▸ WORK ITEM
Each entry below is to be printed verbatim.
THE RECORDS section start
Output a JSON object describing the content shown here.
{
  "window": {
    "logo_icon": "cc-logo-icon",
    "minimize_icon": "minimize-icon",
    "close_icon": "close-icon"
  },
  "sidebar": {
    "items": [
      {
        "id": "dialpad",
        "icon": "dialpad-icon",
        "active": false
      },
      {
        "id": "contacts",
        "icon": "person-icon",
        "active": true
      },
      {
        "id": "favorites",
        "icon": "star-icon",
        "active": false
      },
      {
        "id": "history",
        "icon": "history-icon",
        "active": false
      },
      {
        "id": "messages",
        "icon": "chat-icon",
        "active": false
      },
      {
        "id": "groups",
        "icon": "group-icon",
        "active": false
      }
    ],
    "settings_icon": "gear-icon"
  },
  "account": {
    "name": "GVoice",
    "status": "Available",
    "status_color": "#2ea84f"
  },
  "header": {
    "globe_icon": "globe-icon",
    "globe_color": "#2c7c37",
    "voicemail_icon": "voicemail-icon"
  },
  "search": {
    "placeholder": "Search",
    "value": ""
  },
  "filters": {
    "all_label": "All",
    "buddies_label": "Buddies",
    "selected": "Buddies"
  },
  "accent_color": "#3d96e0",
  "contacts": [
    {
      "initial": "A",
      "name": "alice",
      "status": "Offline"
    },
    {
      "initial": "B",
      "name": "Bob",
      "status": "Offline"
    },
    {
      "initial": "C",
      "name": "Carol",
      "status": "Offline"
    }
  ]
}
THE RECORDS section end
▸ SOLVED PROBLEM
Output a JSON object describing the content shown here.
{
  "window": {
    "logo_icon": "cc-logo-icon",
    "minimize_icon": "minimize-icon",
    "close_icon": "close-icon"
  },
  "sidebar": {
    "items": [
      {
        "id": "dialpad",
        "icon": "dialpad-icon",
        "active": false
      },
      {
        "id": "contacts",
        "icon": "person-icon",
        "active": true
      },
      {
        "id": "favorites",
        "icon": "star-icon",
        "active": false
      },
      {
        "id": "history",
        "icon": "history-icon",
        "active": false
      },
      {
        "id": "messages",
        "icon": "chat-icon",
        "active": false
      },
      {
        "id": "groups",
        "icon": "group-icon",
        "active": false
      }
    ],
    "settings_icon": "gear-icon"
  },
  "account": {
    "name": "GVoice",
    "status": "Available",
    "status_color": "#2ea84f"
  },
  "header": {
    "globe_icon": "globe-icon",
    "globe_color": "#2c7c37",
    "voicemail_icon": "voicemail-icon"
  },
  "search": {
    "placeholder": "Search",
    "value": ""
  },
  "filters": {
    "all_label": "All",
    "buddies_label": "Buddies",
    "selected": "Buddies"
  },
  "accent_color": "#3d96e0",
  "contacts": [
    {
      "initial": "A",
      "name": "alice",
      "status": "Offline"
    },
    {
      "initial": "B",
      "name": "Bob",
      "status": "Offline"
    },
    {
      "initial": "C",
      "name": "Carol",
      "status": "Offline"
    }
  ]
}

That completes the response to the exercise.